Recruiting and technology can be a dreadful combination if personal touch is sacrificed for the sake of streamlining processes (think: being caught in automated phone system hell).
I recently spoke with a Digital & Social Media Strategist with a graduate degree in Communications Management. He is an active job seeker, interviewing for roles in Social Media and Branding. After applying for a position with an international Sports & Entertainment brand, he was excited to receive an email indicating his resume was adequately qualified to take him to the next step - the video interview.
While he was initially excited about the idea of utilizing technology in the hiring process, he quickly learned that technological processes do not always serve as a suitable stand in for a person. Ever try to have an intelligible conversation with Cleverbot?

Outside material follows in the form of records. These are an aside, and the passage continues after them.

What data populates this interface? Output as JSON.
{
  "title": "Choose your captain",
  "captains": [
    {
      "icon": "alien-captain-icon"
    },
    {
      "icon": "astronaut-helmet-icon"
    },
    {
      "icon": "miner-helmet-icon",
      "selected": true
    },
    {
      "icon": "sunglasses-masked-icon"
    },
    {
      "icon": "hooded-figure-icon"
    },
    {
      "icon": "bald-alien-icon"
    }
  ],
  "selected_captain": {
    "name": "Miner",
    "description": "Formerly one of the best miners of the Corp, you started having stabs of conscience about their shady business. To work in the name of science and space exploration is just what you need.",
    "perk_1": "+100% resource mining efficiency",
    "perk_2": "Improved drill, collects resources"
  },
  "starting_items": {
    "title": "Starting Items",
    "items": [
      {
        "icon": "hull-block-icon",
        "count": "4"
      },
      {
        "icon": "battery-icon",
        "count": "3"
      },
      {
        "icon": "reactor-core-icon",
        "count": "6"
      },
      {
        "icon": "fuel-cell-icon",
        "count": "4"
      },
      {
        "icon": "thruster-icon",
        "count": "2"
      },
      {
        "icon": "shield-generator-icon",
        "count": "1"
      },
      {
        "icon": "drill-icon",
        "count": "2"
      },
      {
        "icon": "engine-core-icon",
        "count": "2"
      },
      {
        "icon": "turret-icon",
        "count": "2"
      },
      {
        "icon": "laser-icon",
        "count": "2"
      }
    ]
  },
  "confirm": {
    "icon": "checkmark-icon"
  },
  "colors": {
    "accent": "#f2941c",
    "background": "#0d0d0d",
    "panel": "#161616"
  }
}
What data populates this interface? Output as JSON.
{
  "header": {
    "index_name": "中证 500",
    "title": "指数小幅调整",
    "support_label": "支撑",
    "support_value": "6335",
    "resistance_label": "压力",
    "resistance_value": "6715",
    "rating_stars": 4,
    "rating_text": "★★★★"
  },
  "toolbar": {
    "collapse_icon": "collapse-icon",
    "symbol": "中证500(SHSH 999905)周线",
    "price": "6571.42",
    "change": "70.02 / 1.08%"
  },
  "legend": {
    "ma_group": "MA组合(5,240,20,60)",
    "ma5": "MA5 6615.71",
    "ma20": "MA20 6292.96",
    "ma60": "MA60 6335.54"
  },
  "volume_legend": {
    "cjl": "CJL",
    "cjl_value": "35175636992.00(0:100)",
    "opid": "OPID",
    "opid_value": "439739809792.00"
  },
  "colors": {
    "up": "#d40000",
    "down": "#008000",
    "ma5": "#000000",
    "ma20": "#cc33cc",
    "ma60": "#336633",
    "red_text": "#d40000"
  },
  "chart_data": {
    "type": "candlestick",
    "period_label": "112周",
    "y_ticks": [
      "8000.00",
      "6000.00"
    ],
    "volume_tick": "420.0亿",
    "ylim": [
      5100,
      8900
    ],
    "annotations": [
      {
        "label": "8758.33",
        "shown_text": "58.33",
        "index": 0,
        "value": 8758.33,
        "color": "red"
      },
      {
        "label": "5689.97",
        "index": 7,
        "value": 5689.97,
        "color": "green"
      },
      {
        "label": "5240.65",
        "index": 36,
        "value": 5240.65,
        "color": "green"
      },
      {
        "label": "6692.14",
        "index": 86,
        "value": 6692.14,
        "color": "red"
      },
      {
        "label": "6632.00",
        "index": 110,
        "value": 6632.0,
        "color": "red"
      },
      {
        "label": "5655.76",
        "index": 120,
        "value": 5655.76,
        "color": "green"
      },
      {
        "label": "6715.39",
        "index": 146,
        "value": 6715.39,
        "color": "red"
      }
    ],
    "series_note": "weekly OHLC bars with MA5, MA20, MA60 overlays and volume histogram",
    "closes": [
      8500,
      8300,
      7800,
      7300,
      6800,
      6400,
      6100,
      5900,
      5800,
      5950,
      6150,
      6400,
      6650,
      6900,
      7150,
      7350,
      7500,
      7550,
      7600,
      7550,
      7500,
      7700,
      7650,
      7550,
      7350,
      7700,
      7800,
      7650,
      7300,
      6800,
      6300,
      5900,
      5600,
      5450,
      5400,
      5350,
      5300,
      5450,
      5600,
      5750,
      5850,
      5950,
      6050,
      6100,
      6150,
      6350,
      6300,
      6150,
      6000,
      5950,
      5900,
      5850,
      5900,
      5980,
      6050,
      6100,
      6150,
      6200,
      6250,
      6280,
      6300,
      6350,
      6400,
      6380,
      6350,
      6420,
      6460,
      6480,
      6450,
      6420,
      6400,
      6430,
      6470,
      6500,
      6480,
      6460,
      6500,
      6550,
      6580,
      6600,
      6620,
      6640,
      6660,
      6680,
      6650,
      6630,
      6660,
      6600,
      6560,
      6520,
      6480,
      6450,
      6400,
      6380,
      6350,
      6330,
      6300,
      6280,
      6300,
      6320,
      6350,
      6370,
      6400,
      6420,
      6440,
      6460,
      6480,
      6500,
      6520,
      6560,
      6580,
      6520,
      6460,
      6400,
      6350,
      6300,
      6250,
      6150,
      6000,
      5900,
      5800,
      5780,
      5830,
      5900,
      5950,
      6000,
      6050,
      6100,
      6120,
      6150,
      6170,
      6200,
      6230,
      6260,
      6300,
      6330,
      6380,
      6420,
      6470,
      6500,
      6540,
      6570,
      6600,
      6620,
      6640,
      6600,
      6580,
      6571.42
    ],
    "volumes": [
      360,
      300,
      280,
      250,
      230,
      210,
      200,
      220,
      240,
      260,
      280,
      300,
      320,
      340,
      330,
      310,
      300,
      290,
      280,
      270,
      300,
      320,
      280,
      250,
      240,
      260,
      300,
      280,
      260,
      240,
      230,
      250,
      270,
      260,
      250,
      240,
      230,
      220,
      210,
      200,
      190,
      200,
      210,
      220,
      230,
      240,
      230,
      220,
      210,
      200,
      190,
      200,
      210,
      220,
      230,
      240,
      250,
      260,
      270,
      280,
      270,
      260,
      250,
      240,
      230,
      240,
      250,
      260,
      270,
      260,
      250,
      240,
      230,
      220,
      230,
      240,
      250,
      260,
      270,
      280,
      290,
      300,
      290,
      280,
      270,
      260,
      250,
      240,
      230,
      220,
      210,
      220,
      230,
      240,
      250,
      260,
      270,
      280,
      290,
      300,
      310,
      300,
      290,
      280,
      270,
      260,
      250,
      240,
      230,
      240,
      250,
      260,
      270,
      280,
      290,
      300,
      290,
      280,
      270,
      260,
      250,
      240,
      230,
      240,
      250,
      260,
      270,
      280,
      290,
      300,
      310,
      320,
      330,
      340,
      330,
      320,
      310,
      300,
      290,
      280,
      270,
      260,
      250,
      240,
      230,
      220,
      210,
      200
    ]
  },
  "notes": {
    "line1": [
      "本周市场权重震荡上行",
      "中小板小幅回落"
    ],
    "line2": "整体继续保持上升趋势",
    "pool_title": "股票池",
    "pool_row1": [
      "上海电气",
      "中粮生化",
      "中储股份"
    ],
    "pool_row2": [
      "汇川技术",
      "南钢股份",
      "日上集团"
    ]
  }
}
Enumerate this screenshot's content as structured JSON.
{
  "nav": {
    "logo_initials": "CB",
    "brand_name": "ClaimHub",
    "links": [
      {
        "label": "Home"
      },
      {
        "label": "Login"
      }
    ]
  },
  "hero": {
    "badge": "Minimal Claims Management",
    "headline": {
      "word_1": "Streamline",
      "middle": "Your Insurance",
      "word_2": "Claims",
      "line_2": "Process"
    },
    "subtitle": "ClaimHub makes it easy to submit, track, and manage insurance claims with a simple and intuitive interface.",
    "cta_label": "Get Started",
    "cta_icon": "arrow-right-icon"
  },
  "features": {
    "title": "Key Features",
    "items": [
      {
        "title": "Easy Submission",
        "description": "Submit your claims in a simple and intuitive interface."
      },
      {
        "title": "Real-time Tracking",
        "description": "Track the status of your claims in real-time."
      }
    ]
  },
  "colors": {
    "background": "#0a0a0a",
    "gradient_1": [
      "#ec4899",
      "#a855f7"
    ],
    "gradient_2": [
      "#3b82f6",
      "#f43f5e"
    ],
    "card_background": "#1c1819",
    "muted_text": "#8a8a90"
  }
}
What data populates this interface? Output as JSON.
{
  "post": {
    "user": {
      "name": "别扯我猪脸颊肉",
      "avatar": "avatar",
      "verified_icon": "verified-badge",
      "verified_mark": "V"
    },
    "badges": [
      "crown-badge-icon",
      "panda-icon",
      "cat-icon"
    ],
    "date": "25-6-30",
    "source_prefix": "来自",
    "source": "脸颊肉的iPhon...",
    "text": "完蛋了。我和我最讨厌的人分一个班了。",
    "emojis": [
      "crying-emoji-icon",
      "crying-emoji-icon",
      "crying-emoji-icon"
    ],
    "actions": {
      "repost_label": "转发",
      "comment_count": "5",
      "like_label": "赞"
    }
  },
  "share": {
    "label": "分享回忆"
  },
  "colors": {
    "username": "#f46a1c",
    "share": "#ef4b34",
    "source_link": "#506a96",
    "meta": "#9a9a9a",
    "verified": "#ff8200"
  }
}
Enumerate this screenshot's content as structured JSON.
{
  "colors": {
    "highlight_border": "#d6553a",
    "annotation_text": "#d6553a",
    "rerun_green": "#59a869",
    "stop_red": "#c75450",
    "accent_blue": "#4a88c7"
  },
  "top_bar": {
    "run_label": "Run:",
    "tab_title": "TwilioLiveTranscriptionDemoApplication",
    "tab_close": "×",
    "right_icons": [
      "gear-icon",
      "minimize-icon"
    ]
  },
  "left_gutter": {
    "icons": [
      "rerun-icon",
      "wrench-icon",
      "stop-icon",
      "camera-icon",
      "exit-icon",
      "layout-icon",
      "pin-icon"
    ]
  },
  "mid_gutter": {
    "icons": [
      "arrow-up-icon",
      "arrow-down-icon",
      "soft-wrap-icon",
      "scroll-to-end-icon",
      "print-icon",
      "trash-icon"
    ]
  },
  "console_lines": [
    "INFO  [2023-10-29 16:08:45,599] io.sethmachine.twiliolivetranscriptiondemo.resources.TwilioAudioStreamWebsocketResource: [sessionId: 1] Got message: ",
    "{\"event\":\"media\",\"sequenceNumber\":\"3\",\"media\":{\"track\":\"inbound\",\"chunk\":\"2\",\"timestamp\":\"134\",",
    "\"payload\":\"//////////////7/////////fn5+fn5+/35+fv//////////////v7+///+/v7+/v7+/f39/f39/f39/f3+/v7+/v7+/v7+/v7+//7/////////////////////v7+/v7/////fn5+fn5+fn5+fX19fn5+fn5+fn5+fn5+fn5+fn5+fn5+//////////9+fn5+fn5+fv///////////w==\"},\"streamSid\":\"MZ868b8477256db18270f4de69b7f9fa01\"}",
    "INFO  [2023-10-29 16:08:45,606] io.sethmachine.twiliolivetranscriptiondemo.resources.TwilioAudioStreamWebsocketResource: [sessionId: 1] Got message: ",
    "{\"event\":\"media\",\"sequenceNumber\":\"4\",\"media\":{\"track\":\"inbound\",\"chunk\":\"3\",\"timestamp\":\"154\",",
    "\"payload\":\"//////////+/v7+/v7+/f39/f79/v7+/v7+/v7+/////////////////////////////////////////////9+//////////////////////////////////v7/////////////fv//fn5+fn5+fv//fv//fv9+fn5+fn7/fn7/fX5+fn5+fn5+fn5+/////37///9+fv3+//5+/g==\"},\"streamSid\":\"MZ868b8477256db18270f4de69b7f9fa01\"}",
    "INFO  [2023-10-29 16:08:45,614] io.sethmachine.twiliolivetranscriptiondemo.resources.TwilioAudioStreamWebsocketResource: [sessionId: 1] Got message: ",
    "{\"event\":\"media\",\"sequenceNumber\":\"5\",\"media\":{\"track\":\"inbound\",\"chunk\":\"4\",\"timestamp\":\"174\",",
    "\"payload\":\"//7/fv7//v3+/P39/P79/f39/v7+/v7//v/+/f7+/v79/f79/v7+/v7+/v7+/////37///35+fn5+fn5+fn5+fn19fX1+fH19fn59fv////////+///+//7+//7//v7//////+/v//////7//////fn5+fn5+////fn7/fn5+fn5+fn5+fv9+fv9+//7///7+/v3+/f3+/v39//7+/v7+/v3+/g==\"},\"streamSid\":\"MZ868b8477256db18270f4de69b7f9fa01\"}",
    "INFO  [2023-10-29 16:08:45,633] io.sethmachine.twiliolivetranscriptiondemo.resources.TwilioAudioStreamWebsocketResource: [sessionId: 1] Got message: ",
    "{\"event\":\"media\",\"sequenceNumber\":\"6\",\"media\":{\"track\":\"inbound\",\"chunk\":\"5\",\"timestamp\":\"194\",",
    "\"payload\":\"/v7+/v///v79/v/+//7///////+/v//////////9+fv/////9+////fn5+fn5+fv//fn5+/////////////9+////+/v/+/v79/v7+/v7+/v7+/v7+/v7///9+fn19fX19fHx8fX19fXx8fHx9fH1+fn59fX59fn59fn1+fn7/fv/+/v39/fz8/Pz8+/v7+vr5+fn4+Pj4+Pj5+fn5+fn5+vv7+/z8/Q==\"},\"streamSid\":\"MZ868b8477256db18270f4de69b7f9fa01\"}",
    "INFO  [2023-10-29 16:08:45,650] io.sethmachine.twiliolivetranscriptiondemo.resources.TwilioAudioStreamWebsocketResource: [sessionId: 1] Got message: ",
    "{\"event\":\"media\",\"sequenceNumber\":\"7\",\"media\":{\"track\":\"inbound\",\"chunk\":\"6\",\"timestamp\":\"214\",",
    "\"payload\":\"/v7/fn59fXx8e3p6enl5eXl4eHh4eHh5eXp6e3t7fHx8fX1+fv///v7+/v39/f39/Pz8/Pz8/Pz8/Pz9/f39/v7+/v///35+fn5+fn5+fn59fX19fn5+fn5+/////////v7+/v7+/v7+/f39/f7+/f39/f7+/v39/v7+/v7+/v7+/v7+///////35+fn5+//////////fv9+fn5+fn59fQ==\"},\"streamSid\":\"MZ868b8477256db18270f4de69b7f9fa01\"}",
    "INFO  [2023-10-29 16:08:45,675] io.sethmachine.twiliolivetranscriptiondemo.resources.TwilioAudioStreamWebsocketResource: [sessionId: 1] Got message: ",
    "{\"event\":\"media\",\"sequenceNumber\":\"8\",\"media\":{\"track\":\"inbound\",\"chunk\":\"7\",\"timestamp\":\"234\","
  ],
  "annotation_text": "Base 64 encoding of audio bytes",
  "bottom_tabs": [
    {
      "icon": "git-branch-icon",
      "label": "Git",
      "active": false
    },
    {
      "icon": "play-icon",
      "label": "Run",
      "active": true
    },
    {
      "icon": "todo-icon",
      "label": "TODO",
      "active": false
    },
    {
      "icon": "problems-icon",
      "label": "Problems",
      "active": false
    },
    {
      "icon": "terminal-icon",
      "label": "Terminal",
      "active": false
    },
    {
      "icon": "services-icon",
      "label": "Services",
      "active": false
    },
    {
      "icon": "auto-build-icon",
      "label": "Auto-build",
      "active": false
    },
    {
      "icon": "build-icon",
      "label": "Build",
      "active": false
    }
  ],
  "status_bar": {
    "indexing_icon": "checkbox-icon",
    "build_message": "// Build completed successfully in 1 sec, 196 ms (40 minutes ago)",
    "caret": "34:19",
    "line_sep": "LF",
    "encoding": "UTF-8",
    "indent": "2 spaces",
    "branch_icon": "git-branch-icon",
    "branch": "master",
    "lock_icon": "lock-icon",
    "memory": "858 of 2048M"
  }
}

I found the candidate’s feedback insightful, and with his permission, am sharing the highlights of what went wrong with his video interview.
Describe the process:
What benefits did the video interview provide you as a candidate, if any?
What would you change about the process to give it more of a human touch?
Any final thoughts or takeaways?
Video Interviewing:One Way, Two Way, No Way
Miriam Salpeter of Keppie Careers notes there are 2 types of video interviews - a one way interview, as described above, and a two way interview.
“One-way interviews pre-screen candidates by having them respond to pre-set questions without a recruiter on the other end,” and in a two-way interview, candidates typically speak in live time via video conference with a recruiter or hiring manager. (Source)
Does anyone else see the irony in making this pivotal introduction to a company a one-way street? In my opinion, a one way anything - whether road or conversation - can be downright rigid and frustrating. Unless one way communication is a true reflection of the company’s culture, a flat, automated video interview with a stellar candidate could leave a poor first impression.
The idea of reading a question and timing a well crafted 2-minute response on the spot made me think of recording an outgoing voice message at a new job. How many takes and re-takes do you typically go through to ensure you are 100% satisfied with a 7-10 second sound byte?
Interestingly, one of the primary benefits of video interviewing is that it helps companies save time. Talking to people and assessing their ability to do the job are key components of what we offer as recruiters. So in the process of streamlining our daily calendars, why are we attempting to zip past the most critical pieces of our contributions – connecting, probing, and evaluating talent? I would be much more inclined to streamline the more administrative tasks and automate interview scheduling, follow up correspondence and social media - than to eliminate the front-end introductory conversation.
First impressions still mean a lot and "even in this [tough] economy, top candidates remain selective of the companies they choose to work for." (Source) There’s just something about the quirkiness that makes up each of our personalities that lends itself to establishing rapport over the phone or face-to-face. Technology as an enhancement in the recruiting process is a brilliant tool, but as a substitute for human touch? Not so much.
What's next - the first date via video?
For More on the Topic:
Why Personal Touch is Key to Recruiting (From a collegiate sports perspective)
Maisha Cannon is a Senior Recruiter and Researcher committed to introducing employers to talent that will enhance and grow their businesses. Over the span of her 15 year career in Human Resources, Maisha has filled over 1,000 positions, and has coached hundreds of candidates on resume writing, interviewing skills, and career planning. She spends her free time blogging, engrossed in social media, and singing along to the thousands of songs in her iPod.